Imagine you're standing in a room, doing a common, every day task - ordering a coffee at a coffee shop, talking to a friend, you name it. Nothing out of the ordinary. Nothing that should make you run for the hills, or hide in the corner praying it ends soon, right? Then, suddenly, everyone surrounds you and starts talking right in your ear and in your face. Some quietly but still as persistent, some almost screaming.  You can't decipher what they're all saying, but there must be 20 to 30 people talking right there in your headspace.  Then, people start throwing things at you from all angles. You are trying to figure out where it's coming from, what's going on, how to avoid it, but there's so much talking right in your most private circle of space that you can't concentrate. All you see are images moving about. Then, flashing lights, all different colors, and blaring noises - say something like a siren or a smoke detector or fire alarm.  Then, despite it not seeming possible, all of these people, flashing lights, sirens, projectiles get closer, so that you literally can't move without hearing, seeing, feeling them all.  And through all of this, you're still trying to order your coffee, or talk to your friend - the one person talking to you at a normal distance and volume about something that you actually want to focus on - and pretend none of the rest of it is going on because somehow, miraculously, they're completely unfazed by it.  It's like they don't even notice.

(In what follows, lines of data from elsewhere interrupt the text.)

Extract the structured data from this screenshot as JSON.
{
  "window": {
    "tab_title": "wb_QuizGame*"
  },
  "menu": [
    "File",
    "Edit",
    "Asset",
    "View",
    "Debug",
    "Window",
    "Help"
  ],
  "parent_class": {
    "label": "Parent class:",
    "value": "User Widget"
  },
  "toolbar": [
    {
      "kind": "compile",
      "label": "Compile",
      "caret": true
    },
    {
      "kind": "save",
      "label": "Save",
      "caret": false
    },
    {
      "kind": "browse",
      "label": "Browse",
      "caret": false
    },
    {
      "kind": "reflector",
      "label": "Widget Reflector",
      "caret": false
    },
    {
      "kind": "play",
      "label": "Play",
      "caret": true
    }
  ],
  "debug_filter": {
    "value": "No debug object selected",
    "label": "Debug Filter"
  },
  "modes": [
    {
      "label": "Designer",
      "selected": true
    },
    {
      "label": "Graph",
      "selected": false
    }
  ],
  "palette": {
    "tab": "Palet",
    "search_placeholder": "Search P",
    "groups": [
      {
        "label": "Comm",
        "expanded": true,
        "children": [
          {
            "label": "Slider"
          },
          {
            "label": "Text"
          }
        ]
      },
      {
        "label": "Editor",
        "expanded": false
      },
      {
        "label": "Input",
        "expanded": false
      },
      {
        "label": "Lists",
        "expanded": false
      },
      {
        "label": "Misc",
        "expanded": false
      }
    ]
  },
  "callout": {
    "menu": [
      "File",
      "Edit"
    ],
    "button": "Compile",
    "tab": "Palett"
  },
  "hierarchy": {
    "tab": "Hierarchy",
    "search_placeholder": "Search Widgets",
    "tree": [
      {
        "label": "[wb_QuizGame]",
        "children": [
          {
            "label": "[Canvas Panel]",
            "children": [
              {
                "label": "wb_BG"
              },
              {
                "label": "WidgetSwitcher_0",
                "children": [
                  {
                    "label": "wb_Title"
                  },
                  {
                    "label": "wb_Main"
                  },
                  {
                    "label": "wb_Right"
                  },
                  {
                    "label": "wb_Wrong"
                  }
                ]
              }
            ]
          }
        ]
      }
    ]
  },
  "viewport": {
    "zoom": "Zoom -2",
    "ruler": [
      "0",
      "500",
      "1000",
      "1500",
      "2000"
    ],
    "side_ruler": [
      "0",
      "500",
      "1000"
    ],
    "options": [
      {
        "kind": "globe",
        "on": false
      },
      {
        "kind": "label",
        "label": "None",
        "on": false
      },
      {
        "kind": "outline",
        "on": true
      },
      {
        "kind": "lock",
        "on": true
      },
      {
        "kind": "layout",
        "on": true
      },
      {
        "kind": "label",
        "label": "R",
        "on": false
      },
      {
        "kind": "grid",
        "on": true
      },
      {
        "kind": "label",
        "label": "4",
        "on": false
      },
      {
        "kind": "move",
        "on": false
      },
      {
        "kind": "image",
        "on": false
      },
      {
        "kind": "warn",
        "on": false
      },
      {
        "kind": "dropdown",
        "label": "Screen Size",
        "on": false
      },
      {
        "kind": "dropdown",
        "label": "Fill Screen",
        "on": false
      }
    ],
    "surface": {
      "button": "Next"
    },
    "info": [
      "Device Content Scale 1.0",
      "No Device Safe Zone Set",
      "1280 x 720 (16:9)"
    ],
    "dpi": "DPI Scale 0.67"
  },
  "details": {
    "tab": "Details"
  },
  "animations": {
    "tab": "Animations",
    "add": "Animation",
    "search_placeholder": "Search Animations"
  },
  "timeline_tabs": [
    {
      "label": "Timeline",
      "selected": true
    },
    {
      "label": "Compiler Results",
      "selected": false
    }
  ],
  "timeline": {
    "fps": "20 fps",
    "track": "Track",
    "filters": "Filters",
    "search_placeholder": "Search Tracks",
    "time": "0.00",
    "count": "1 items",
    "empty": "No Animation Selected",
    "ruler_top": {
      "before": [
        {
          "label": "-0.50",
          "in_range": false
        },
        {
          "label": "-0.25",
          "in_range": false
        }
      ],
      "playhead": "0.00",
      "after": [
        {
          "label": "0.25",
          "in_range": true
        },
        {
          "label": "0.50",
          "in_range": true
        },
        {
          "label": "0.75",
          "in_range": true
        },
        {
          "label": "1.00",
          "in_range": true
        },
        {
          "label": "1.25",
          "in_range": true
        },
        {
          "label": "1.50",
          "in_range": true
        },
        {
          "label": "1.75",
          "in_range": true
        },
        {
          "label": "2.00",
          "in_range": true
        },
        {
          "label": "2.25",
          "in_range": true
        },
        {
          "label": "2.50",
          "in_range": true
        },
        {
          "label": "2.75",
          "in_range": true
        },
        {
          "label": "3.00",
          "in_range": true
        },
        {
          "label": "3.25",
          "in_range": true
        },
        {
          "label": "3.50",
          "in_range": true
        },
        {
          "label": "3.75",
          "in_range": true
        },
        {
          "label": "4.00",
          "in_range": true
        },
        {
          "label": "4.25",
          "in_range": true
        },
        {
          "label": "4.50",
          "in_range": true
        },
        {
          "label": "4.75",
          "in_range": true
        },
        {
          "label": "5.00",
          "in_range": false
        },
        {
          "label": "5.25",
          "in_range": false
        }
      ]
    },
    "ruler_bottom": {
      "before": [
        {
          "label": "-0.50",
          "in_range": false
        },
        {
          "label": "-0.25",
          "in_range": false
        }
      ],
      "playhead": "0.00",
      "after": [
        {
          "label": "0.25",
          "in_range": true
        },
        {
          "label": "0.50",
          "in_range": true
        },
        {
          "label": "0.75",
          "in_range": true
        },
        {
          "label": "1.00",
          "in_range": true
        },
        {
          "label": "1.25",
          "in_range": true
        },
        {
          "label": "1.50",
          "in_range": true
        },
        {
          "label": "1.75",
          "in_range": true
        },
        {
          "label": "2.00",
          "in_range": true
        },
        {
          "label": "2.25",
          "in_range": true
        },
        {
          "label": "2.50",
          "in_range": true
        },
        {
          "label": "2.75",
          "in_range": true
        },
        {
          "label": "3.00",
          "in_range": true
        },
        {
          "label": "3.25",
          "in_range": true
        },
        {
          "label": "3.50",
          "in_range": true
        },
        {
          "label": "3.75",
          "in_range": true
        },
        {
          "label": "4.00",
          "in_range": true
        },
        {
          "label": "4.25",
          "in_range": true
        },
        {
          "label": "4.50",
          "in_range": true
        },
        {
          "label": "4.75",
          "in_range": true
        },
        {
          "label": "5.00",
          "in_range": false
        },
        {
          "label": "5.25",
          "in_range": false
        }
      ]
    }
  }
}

You try all of the tricks you know - deep breaths, closing your eyes for a moment, focusing on the face of the person you mean to speak to - all without trying to draw attention, and nothing works. At this point, you know you cannot stop it, nor can you take it any more.  You have two options: 1.) You can either explode and break down. You can scream "everybody shut the hell up" at the top of your lungs and beg, hope, and pray that even the sirens and flashing lights somehow understand this command to stop, or 2.) You can shut down. This means literally turn away from it all, including the one friend or barista that you actually were trying to converse with. And in order to do this, you literally have to extract yourself mentally, emotionally, and physically. You can try to, as inconspicuously as possible which usually isn't very, stop whatever you're doing and let your mind and senses glaze over until you've shut down every sensory option as completely as you can (you probably have a look on your face that's somewhat akin to the ghost-like look just before someone passes out), or you can up and leave the place all together, which is equally as difficult and conspicuous if you're in mid-conversation.

I realize that everyone with panic, or severe anxiety, experiences this differently. But this is how I experience it, and I promise you, it's not fun. It's not fun knowing you basically have to make some sort of a scene, have some sort of an episode, or end up in the ER, and having to make that choice.  It's not fun knowing people worry that you're going to "freak out" and don't want to invite you to things, or get nervous when they do. It's not fun wondering "How did I handle that? Was I ok? Is anyone embarrassed by me? Ashamed to be there with me?" "How will people treat me the next time they see me/I go back to that place?" And most importantly, it's not something we choose.  Not really at least. Well, I guess technically I have the choice to explode, implode, or get hospitalized, or to avoid social situations all together out of fear of one of these happening. But that's not much of a choice, is it?

So please, if you know someone who has a diagnosed condition, instead of joking around about their condition, or using it as some common place term and furthering the stigma, instead of being ashamed or embarrassed or angry by someone who's struggling, offer help - true help. As in, don't help now and hold it against them later.  And if someone has a problem with them, or with you for helping them, give them your favorite hand gesture, or call them an ignorant jerk, or possibly even try to educate them if they seem like a reasonable person. Whatever you think might make them take pause. But however you do it, stand up for us, and for yourself for helping us and being a decent, caring human being, and work to change the stigma. Because if in that moment we can't, and you don't, who's going to?